Today, people read almost daily reports about the "broken patent system" in newspaper articles, blogs and at social media websites. Is this true? On the one hand, the high-tech and biotech industries seem awash in patent litigation, and Congress, regulatory agencies, and courts are considering adopting a variety of reform measures. On the other hand, patents are securing property rights in technological innovation once imagined only as science fiction — tablet computers, smart phones, genetic testing for cancer, personalized medical treatments for debilitating diseases, and many others — and these technological marvels are now a commonplace feature of our lives.

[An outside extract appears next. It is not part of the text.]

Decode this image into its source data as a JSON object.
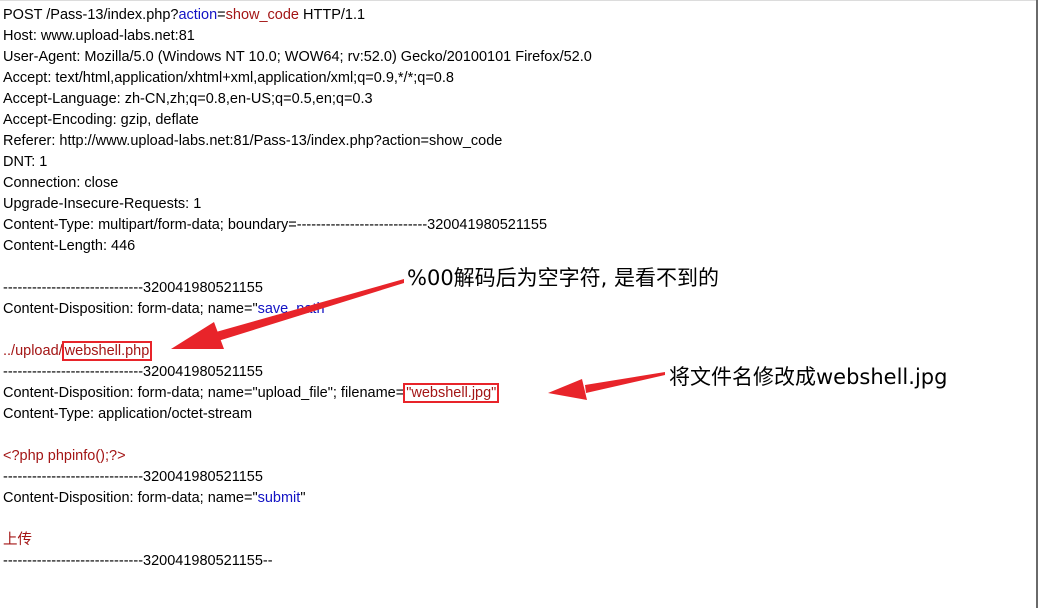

To discuss these two conflicting stories about whether the patent system promotes or hampers innovation, we hosted two distinguished jurists: Paul Michel, former Chief Judge of the Court of Appeals for the Federal Circuit, and Judge Richard Posner of the Court of Appeals for the Seventh Circuit. Both judges have unparalleled depth in knowledge about patent policy and the working details of the patent system. This Teleforum brings them together for the first time to discuss their respective views on whether the patent system today is properly securing property rights in new innovation.
- Hon. Paul R. Michel, United States Court of Appeals, Federal Circuit (ret.)
- Hon. Richard A. Posner, United States Court of Appeals, Seventh Circuit
- Moderator: Prof. Adam Mossoff, George Mason University School of Law
- Introduction: Mr. Dean Reuter, Vice President & Director of Practice Groups, The Federalist Society